Vine Pruning – Spring Talks with Vineyard
Vine Pruning – Spring Talks with Vineyard


For vine growers, spring is primarily associated with pruning the vines. Of all the other agricultural activities in the vineyard, pruning is one of the most important. In a conversation with NWA.GE, Natural Wine Association members point out that the proper knowledge of pruning and its timing affect the quality of the harvest and later of the wine.

There are several ways and methods of vine pruning. Approaches of vine-growers differ as well. The majority of the experienced vinegrowers know more than one rule of vine pruning-forming. However, they prefer the very method that in their opinion traditionally relates to the specific region or corner of the country. 


Archil Guniava, a vinegrower-winemaker from Zestaponi is one of the most experienced among the members of the Natural Wine Association. He says that pruning requires a creative approach from grower and each vine needs individual care.


Archil Guniava, „The Cellar of Archil Guniava“: “Pruning is one of the most responsible activities in the vineyard. For correct pruning, the vinegrower must approach creatively and have long-term experience. He/she must consider many factors, such as vine variety, age, soil fertility, exposition, vine strength, etc. In Imereti, mostly is spread traditional “Georgian Pruning” – one fruiting cane and one two-bud spur. Preferably to leave two-bud spur on vine strain below fruiting cane, to avoid the increasing of the vine strain in the height. 

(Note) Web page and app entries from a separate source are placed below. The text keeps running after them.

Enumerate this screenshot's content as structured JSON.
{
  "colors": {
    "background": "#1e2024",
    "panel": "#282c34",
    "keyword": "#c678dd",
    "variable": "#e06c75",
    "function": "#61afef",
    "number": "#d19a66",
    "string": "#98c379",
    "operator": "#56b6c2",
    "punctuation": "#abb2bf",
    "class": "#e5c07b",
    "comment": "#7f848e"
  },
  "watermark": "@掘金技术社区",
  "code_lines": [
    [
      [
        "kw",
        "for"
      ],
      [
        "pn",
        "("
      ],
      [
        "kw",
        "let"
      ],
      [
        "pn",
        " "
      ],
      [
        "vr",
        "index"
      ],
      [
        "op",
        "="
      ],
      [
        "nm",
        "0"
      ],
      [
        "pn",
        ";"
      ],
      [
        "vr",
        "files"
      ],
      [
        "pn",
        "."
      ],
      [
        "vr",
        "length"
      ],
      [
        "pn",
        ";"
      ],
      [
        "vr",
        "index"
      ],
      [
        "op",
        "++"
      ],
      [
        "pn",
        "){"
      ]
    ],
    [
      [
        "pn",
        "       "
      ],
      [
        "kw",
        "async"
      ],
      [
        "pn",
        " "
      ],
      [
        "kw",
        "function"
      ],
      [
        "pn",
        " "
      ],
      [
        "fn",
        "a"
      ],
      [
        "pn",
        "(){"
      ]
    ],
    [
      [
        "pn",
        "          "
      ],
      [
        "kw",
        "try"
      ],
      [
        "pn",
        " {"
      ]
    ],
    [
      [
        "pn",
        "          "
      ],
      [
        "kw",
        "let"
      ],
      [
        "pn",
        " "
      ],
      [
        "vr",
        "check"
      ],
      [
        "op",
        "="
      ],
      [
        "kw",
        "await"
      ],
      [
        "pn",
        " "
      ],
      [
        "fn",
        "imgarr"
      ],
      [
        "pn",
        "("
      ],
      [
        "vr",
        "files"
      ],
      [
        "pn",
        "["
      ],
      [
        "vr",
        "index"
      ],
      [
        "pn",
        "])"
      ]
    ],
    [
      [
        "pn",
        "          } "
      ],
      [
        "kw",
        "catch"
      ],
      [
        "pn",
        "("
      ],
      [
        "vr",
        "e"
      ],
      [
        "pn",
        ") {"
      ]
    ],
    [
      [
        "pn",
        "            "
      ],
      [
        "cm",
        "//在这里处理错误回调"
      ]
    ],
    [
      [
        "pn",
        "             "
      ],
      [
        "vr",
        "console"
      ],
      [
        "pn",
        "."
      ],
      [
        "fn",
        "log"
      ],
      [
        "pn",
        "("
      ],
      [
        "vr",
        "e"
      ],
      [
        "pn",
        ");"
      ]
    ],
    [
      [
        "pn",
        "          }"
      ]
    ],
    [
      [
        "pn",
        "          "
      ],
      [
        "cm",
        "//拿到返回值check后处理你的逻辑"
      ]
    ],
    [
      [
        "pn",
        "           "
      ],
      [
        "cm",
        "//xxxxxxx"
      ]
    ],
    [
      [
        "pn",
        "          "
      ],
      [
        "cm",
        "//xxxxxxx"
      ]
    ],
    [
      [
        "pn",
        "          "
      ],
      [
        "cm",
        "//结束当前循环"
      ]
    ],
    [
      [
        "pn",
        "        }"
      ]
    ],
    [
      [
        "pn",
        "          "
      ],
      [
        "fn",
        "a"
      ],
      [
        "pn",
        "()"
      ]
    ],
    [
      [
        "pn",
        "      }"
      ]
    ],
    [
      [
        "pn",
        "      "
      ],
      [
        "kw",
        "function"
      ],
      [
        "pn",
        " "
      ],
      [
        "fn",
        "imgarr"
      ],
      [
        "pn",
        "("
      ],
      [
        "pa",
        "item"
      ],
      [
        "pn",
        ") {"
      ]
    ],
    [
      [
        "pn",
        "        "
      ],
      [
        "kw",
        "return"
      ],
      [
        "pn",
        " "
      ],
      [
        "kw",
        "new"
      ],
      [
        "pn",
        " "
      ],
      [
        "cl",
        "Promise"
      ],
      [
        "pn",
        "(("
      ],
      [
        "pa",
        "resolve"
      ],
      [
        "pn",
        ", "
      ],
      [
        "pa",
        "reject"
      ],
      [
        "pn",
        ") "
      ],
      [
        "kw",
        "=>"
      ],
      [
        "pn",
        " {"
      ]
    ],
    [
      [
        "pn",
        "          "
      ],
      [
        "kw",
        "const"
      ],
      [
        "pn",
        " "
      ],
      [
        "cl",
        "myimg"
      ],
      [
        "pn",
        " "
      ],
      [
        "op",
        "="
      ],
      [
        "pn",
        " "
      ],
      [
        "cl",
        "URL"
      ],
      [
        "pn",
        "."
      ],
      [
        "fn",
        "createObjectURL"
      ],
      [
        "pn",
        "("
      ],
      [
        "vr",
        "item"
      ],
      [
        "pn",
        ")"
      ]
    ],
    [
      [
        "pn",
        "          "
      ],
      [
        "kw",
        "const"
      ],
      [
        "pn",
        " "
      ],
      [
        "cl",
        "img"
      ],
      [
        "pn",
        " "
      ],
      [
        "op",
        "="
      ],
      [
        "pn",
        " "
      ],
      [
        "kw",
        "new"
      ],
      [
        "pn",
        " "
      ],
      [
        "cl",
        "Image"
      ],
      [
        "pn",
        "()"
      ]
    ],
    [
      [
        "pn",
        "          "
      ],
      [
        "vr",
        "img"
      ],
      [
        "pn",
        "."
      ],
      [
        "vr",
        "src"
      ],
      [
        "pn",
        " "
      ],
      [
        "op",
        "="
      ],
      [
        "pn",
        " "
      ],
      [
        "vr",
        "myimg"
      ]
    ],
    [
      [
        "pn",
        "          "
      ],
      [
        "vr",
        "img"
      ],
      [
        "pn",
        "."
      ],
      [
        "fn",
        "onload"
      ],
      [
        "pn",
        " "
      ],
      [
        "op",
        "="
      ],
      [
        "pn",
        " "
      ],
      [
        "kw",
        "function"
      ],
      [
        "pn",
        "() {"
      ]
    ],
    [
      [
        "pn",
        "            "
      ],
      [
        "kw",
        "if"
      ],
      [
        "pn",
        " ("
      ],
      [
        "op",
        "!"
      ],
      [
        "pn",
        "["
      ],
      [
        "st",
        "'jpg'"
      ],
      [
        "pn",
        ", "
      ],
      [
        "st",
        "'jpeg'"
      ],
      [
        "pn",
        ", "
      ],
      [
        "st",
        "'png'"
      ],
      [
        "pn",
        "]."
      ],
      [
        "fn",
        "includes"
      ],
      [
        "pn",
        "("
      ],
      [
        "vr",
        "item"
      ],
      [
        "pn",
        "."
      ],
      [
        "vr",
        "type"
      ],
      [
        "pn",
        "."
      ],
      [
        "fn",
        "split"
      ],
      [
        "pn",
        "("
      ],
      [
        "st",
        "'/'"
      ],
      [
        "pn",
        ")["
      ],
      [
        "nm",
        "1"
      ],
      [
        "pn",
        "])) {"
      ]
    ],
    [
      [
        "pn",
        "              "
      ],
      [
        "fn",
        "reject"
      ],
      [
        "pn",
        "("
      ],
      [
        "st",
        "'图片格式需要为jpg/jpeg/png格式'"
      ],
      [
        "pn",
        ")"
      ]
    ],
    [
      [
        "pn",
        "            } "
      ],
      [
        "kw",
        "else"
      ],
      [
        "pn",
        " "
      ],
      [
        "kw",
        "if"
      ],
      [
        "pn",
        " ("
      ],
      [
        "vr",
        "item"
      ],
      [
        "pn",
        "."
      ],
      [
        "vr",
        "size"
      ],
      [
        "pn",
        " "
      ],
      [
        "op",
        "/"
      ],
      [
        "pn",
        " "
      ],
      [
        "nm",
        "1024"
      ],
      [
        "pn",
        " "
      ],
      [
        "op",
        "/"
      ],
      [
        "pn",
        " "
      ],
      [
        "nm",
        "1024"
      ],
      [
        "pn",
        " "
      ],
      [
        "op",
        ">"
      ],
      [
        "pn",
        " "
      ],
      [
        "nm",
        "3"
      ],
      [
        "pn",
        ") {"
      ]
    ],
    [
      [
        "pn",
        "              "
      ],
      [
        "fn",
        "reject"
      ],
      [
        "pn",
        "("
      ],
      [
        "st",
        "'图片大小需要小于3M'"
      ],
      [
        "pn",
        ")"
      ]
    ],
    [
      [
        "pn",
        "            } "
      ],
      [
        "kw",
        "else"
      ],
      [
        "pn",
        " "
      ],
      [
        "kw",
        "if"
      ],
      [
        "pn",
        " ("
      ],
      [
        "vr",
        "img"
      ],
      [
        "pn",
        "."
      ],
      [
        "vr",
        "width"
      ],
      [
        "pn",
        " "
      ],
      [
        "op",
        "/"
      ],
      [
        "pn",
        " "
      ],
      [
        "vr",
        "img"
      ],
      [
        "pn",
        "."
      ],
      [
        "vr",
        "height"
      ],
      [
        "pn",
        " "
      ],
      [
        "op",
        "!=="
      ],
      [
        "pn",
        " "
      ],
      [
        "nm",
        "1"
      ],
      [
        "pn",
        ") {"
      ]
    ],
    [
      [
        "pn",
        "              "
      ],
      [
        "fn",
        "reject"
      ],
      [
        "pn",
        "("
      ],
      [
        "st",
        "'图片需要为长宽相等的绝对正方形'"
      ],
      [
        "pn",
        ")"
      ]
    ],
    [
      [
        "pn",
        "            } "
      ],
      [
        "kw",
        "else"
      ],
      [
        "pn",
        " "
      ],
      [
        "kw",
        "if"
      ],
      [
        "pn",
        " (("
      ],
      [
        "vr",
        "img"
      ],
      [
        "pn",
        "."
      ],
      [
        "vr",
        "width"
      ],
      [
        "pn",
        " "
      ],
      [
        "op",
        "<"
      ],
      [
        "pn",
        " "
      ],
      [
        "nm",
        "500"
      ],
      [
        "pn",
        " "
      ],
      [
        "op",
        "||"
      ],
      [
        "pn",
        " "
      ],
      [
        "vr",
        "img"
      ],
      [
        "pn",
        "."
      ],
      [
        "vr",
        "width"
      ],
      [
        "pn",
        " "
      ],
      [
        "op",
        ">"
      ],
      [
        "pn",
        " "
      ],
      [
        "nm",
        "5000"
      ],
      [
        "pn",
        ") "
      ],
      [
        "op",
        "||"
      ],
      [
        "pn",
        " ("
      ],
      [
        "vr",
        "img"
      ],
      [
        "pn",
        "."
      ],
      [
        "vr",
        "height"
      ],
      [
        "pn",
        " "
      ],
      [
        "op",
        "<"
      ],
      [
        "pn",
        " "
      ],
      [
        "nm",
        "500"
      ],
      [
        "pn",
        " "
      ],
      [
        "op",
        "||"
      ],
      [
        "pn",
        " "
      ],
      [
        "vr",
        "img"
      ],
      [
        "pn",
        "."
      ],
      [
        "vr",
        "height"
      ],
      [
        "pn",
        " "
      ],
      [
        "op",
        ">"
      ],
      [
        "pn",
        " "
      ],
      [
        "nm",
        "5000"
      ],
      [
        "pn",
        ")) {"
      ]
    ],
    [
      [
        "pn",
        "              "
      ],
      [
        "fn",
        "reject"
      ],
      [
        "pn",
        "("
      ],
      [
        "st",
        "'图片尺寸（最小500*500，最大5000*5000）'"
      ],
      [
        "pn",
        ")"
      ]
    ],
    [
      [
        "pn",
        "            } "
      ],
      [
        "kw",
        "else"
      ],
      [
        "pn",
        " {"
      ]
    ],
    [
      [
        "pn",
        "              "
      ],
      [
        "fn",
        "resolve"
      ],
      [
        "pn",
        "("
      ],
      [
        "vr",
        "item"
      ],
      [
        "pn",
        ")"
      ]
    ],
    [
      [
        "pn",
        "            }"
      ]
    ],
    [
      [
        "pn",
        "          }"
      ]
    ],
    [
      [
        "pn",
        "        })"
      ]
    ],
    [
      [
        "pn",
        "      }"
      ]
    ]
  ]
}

The vinegrower must approach each vine individually and decide how to load the vines. The goalden balance should be chosen, i.e. not burden the vine so much that it produces too many grapes, keeping it from fully ripening and making it weaker; Nor should it be so lightly burdened that the vine loses an entire year, yielding a small number of grapes. During the next pruning, overloaded vines show traces of incorrect pruning of previous year - it is weakened and you have to correct the mistake by reducing the load and leaving only the two-bud spur for allowing resting for a year and regaining the strength."  


According to Archil Guniava, all the white varieties of Imereti grapes are pruned in the same way, while the red Otskhanuri Sapere is allowed to be shaped and pruned using the ’’Olikhnari’’ way. Furthermore, as it turns out, the red grape variety, Mgaloblishvili, needs a different method of pruning.


 „Working experience with this vine kind was in vain. It could not bear “Georgian Pruning” in my vineyard – the vine produced too many grapes and weakened. For the next year, I had to prune back to two-bud spur and leave it without fruiting cane. Afterwards, the vine gained too much strength and did not produce at all, then again, I burdened it as usual, it weakened again, etc. After two-three years, I concluded that I had to find a mean; thus, I did not leave fruiting cane to the vine, however, I left 2 two-bud spurs, instead of one. Thus, the production and strength, both were stabilized”, - told us Archil Guniava.   


Many vine-growers admit they have learned different ways of pruning and have chosen one that they consider most acceptable for their vineyard. As natural winemaking implies, vine-growers try to have a small number of grapes in the vineyard and instead obtain a higher quality wine.


"If we do not prune the vine at all, it will grow a lot of canes, producing a lot of grapes that will be difficult to ripen. At this time the vine canes will be weak, and the grapes will be with fine grains and sour. The key goal of pruning is to regulate the yield of the vine, including its proper growth and shaping."- says Iago Bitarishvili (Cellar “Iago’s Wine”), founder of the Natural Wine Association. As he continues, the Guyot pruning system is most widely spread in Georgia, meaning to leave two fruiting cane per eight buds approx., and two two-bud spurs per two-three buds. 


Beka Aslanishvili, a vinegrower-winemaker from Mtskheta (Cellar "Beas Nebi") shares his experience of vine pruning: "Vine must be pruned every year before the juice movement. Vine pruning is interlinked with local meteorological conditions, rootstocks, etc. The vine grower's primary task is to position the canes on the vine so that the plant has the best possible conditions to receive light. The cane should be cut obliquely so that the section area is not damaged by frost. On a low-trained vine planted in a row, we leave (if possible) two two-bud spurs and two fruiting canes. The fruiting cane is the one that should give us the harvest of the year. This aims to grow good canes for the next year and then prune those canes, consequently. When pruning, as many buds should be left as is tolerable for the strength of that particular kind of vine. If the cane is thin and the distance between the buds is close, it means that the vine is not strong, and we should cut the cane as short as possible.”


While searching correct form of pruning, some vinegrowers have found that the vine pruning rules, especially in the case of Imereti and Kartli vine kinds, differ. However, everyone confesses that the vineyard itself is the best teacher and tells you what kind of pruning it needs. It is important for the vinegrower to understand the language of vines and vineyards.